Invention could help reduce highway repairs

September 22, 2008
Sang-Soo Kim demonstrates the Asphalt Binder Cracking Device. Photo by: Rick Fatica

( -- Ohio University has licensed a new device that tests the durability of highway asphalt to an Athens, Ohio-based company founded by the engineering professor who invented the technology.

Sang-Soo Kim, an associate professor of civil engineering in the Russ College of Engineering and Technology, developed the Asphalt Binder Cracking Device (ABCD) in a quest to find a reliable way to determine which types of pavement hold up to the stress of highway traffic and cold weather extremes. State transportation departments spend billions of dollars annually to repair cracks, ruts and potholes on the nation’s roadways.

With help from Ohio University’s Technology Transfer Office and Innovation Center, Kim founded EZ Asphalt to commercialize his invention. Ohio University owns the patent on the device, and Kim has licensed the technology back from the institution in order to market it to government agencies, private corporations and university research laboratories.

“The Asphalt Binder Cracking Device is an excellent example of how Ohio University researchers are developing new technologies that solve real-world problems,” said Lisa Rooney, director of the Technology Transfer Office. “We’re excited about taking this invention to the marketplace.”

The ABCD is about the size and shape of a round beverage coaster and contains a metal testing ring. Kim pours different types of asphalt into the device, and places it a cooling chamber that resembles a small stainless steel refrigerator. An off-the-shelf computer program records the coldest temperature at which the asphalt will crack. The chamber can check 16 specimens at once, and the testing process takes three hours.

“There’s no comparable technology out there, and people like the ABCD because it’s an easy, simple process,” said Kim, who is a member of Ohio University’s Ohio Research Institute for Transportation and the Environment.

Kim projects that he could sell 1,000 units of the ABCD in five years.

In preliminary tests on pavement samples from Pennsylvania and Canada, the ABCD provided more accurate, consistent results than conventional estimates of asphalt cracking, he said.

Just one cold snap can create a crack that deteriorates an entire roadway, the engineer explained. Once water seeps into the pavement, the structure weakens. Kim estimates that the United States spends tens of billions of dollars each year to seal cracks and repair road damage.

That’s motivated Kim and student researchers in the Russ College of Engineering and Technology to spend several years developing the right design for the ABCD. The work has provided a great experience for engineering students, Kim said, as they’ve learned how the problem-solving skills honed in the laboratory and classroom can help them make positive contributions to society.

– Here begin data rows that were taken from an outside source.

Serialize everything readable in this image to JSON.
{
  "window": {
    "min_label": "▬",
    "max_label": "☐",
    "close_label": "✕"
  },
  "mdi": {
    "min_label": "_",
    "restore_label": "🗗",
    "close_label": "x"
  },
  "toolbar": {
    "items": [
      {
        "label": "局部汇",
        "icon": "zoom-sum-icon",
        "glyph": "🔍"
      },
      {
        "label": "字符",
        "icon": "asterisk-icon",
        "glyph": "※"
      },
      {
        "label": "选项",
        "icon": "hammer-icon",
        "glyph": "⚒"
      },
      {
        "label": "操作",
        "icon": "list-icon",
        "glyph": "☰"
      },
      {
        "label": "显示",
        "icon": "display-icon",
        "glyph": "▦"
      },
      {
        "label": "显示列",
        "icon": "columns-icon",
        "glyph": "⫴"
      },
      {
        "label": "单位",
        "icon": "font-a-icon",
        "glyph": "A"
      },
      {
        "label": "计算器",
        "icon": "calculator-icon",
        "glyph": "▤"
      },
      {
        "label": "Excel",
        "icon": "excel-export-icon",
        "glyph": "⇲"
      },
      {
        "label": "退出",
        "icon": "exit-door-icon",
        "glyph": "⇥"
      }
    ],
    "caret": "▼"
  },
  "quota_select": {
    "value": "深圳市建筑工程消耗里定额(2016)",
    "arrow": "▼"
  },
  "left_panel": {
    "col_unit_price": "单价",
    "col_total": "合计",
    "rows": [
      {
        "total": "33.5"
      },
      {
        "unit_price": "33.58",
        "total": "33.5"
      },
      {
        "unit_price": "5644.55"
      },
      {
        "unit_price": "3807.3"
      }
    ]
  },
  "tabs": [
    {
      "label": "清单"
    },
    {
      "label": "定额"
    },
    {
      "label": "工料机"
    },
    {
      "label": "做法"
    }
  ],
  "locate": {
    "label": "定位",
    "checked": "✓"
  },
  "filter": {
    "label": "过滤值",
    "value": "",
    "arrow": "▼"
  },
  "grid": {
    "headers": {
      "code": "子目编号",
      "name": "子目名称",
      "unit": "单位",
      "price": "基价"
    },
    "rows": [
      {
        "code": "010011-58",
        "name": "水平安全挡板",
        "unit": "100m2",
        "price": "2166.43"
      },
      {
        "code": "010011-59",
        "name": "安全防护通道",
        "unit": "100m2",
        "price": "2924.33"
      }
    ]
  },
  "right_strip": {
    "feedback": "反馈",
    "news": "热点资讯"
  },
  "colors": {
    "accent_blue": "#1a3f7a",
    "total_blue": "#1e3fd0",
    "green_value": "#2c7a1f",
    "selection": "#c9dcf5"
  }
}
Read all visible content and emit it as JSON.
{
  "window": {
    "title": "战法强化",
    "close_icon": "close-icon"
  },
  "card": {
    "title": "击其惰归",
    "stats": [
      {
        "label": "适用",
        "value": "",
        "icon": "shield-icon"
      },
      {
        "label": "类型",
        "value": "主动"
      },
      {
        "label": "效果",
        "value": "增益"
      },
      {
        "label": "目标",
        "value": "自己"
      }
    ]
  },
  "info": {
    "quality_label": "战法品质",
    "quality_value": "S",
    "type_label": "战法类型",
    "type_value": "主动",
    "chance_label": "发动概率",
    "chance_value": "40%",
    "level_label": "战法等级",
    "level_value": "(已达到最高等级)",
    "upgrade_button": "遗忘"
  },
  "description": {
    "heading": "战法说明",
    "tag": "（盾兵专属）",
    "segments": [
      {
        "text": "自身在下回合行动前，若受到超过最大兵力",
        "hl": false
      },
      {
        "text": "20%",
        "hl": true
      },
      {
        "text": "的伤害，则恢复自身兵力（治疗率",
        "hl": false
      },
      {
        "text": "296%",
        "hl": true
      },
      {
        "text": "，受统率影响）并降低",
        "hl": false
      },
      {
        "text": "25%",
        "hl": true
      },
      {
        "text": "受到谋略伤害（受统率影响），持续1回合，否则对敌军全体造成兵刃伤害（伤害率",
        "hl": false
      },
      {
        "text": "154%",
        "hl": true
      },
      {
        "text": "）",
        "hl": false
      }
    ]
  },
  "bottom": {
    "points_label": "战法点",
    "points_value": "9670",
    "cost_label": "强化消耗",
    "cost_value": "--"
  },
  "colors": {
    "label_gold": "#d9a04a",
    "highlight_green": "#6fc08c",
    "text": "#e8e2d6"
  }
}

“Engineers are very practical – they want to solve real-world problems,” he said. “It’s really satisfying when you can do that.”

Kim received a patent on the device in August 2007. In January, the Federal Highway Administration provided $239,000 in funding to help him commercialize the technology. Purdue University and the University of Wisconsin-Madison will conduct additional testing with the ABCD to determine if improvements are needed, Kim said.

The ABCD is one of several technologies that Ohio University has licensed to companies for commercialization. In fiscal year 2008, the university received $5.9 million in royalty income, much of which stems from a license for a 1988 research discovery at the Edison Biotechnology Institute. The work led to the development of a drug for people with acromegaly, a form of gigantism that creates excessive growth of bones and organs in adults.

Provided by Ohio University

Related Stories

Recommended for you

Roboticists learn to teach robots from babies

December 1, 2015

Babies learn about the world by exploring how their bodies move in space, grabbing toys, pushing things off tables and by watching and imitating what adults are doing.

Xbox gaming technology may improve X-ray precision

December 1, 2015

With the aim of producing high-quality X-rays with minimal radiation exposure, particularly in children, researchers have developed a new approach to imaging patients. Surprisingly, the new technology isn't a high-tech, high-dollar ...

Making 3-D imaging 1,000 times better

December 1, 2015

MIT researchers have shown that by exploiting the polarization of light—the physical phenomenon behind polarized sunglasses and most 3-D movie systems—they can increase the resolution of conventional 3-D imaging devices ...


Adjust slider to filter visible comments by rank

Display comments: newest first

5 / 5 (1) Sep 23, 2008
If this reduces the need for highway repairs, then what will happen to all of those guys who lean on their shovels?
5 / 5 (2) Sep 23, 2008
they lean on their shovels at home?

Please sign in to add a comment. Registration is free, and takes less than a minute. Read more

Click here to reset your password.
Sign in to get notified via email when new comments are made.